The solution lies in finance, not military
ASEAN is vital to the interests of all, not just China or the US. ASEAN as a block has emerged as a strong force overtime with deep strategic interests and a strong economic profile. More than 60% of maritime trade passes through the South China Sea (SCS), making it central to global trade. It is in the interests of all, including ASEAN to ensure the area remains free, open and inclusive and not become a military backyard of China. But the US needs to understand that China’s engagement with ASEAN is not just limited to offensive boundary claims in SCS, flexing of military muscles or eyes on the resource-rich seabed of SCS. It permeates all levels of ASEAN governance and economy. The shared culture and heritage mean China has the soft power to yield on ASEAN citizenry, and the economic investments in the form of OBOR, credit lines and key infrastructure projects mean China continues to be looked upon as a source of funds for the resource-starved developing countries of the region. China is also the largest trading partner of ASEAN which the regional countries can’t ignore. The American military actions in the region would not result in substantial outcomes unless they are backed by vibrant economic investments. America and its allies need to present an alternative market to ASEAN for its goods and invest in the capacity building of the regional countries. Investment in ASEAN will be a win-win for all, with the world diversifying supply chains and ASEAN getting some space to stand up against aggressive Chinese actions.
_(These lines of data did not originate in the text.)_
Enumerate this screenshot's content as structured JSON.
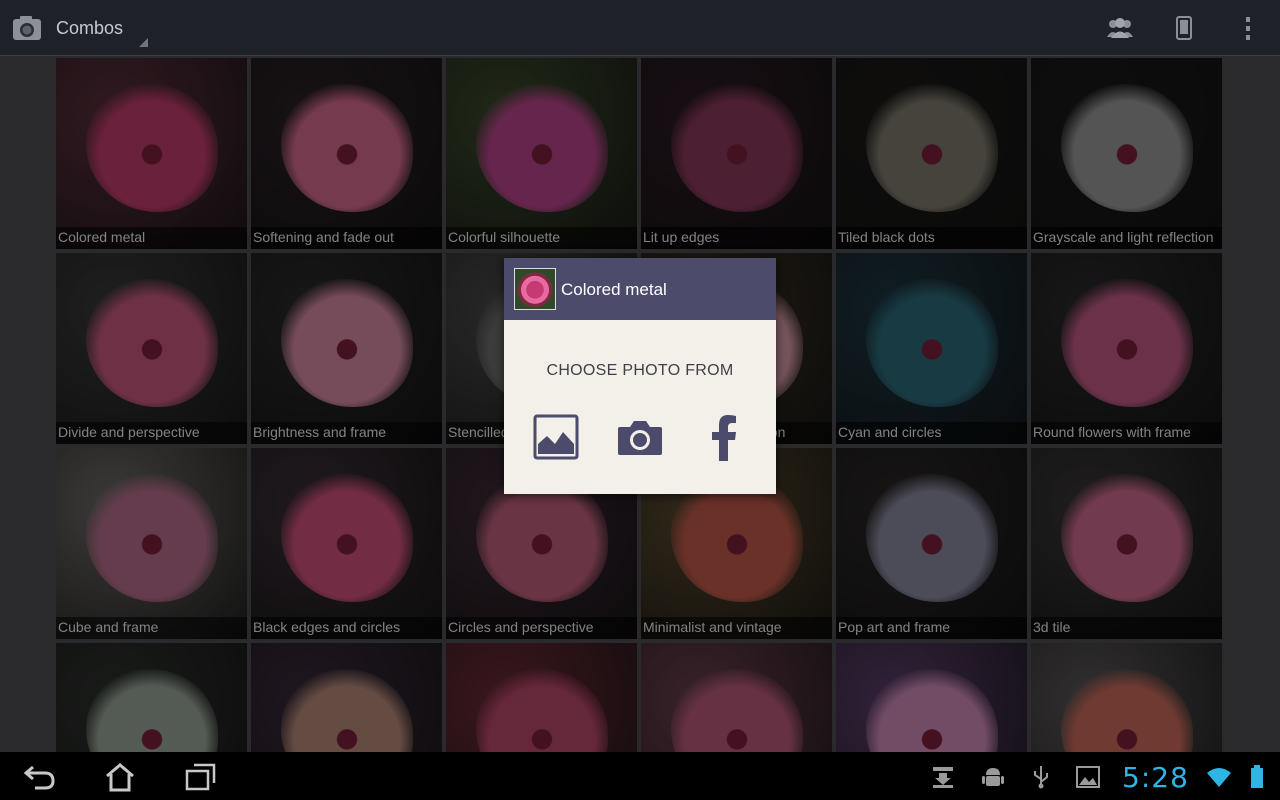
{
  "app": {
    "title": "Combos"
  },
  "tiles": [
    {
      "label": "Colored metal",
      "bg": "#5a2f3c",
      "rose": "#c23c6c",
      "row": 0,
      "col": 0
    },
    {
      "label": "Softening and fade out",
      "bg": "#2a2126",
      "rose": "#d56b8c",
      "row": 0,
      "col": 1
    },
    {
      "label": "Colorful silhouette",
      "bg": "#3b4a2c",
      "rose": "#b8448a",
      "row": 0,
      "col": 2
    },
    {
      "label": "Lit up edges",
      "bg": "#2c1b24",
      "rose": "#8d3a5c",
      "row": 0,
      "col": 3
    },
    {
      "label": "Tiled black dots",
      "bg": "#1c1a18",
      "rose": "#7e7a6c",
      "row": 0,
      "col": 4
    },
    {
      "label": "Grayscale and light reflection",
      "bg": "#1a1a1a",
      "rose": "#9a9a9a",
      "row": 0,
      "col": 5
    },
    {
      "label": "Divide and perspective",
      "bg": "#3a3a3a",
      "rose": "#c6587e",
      "row": 1,
      "col": 0
    },
    {
      "label": "Brightness and frame",
      "bg": "#2a2a2a",
      "rose": "#d88aa6",
      "row": 1,
      "col": 1
    },
    {
      "label": "Stencilled",
      "bg": "#4a4a4a",
      "rose": "#6e6e6e",
      "row": 1,
      "col": 2
    },
    {
      "label": "Rainbow and reflection",
      "bg": "#3d3326",
      "rose": "#d89aa8",
      "row": 1,
      "col": 3
    },
    {
      "label": "Cyan and circles",
      "bg": "#1e3642",
      "rose": "#2c6a7a",
      "row": 1,
      "col": 4
    },
    {
      "label": "Round flowers with frame",
      "bg": "#2c2a2c",
      "rose": "#c25a86",
      "row": 1,
      "col": 5
    },
    {
      "label": "Cube and frame",
      "bg": "#6d6a66",
      "rose": "#b86e8c",
      "row": 2,
      "col": 0
    },
    {
      "label": "Black edges and circles",
      "bg": "#3a2e36",
      "rose": "#d0507a",
      "row": 2,
      "col": 1
    },
    {
      "label": "Circles and perspective",
      "bg": "#3d2a36",
      "rose": "#c0607a",
      "row": 2,
      "col": 2
    },
    {
      "label": "Minimalist and vintage",
      "bg": "#5a4a2e",
      "rose": "#c05a4a",
      "row": 2,
      "col": 3
    },
    {
      "label": "Pop art and frame",
      "bg": "#2a2626",
      "rose": "#8a8aa2",
      "row": 2,
      "col": 4
    },
    {
      "label": "3d tile",
      "bg": "#393636",
      "rose": "#d06a90",
      "row": 2,
      "col": 5
    },
    {
      "label": "",
      "bg": "#2e322e",
      "rose": "#9aa69a",
      "row": 3,
      "col": 0
    },
    {
      "label": "",
      "bg": "#3a2a3a",
      "rose": "#b78a7a",
      "row": 3,
      "col": 1
    },
    {
      "label": "",
      "bg": "#6a2a36",
      "rose": "#b8486a",
      "row": 3,
      "col": 2
    },
    {
      "label": "",
      "bg": "#6a3e4e",
      "rose": "#b85a7a",
      "row": 3,
      "col": 3
    },
    {
      "label": "",
      "bg": "#5a3e6a",
      "rose": "#d08ab8",
      "row": 3,
      "col": 4
    },
    {
      "label": "",
      "bg": "#5a5656",
      "rose": "#c86a5a",
      "row": 3,
      "col": 5
    }
  ],
  "dialog": {
    "title": "Colored metal",
    "subtitle": "CHOOSE PHOTO FROM",
    "options": [
      "gallery-icon",
      "camera-icon",
      "facebook-icon"
    ]
  },
  "actionbar_icons": [
    "people-icon",
    "phone-icon",
    "overflow-menu-icon"
  ],
  "navbar": {
    "clock": "5:28",
    "accent": "#2fb4e6",
    "status_icons": [
      "download-icon",
      "android-debug-icon",
      "usb-icon",
      "image-icon",
      "wifi-icon",
      "battery-icon"
    ]
  }
}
The views and opinions expressed in this article are those of the author and do not necessarily reflect the views of The Kootneeti Team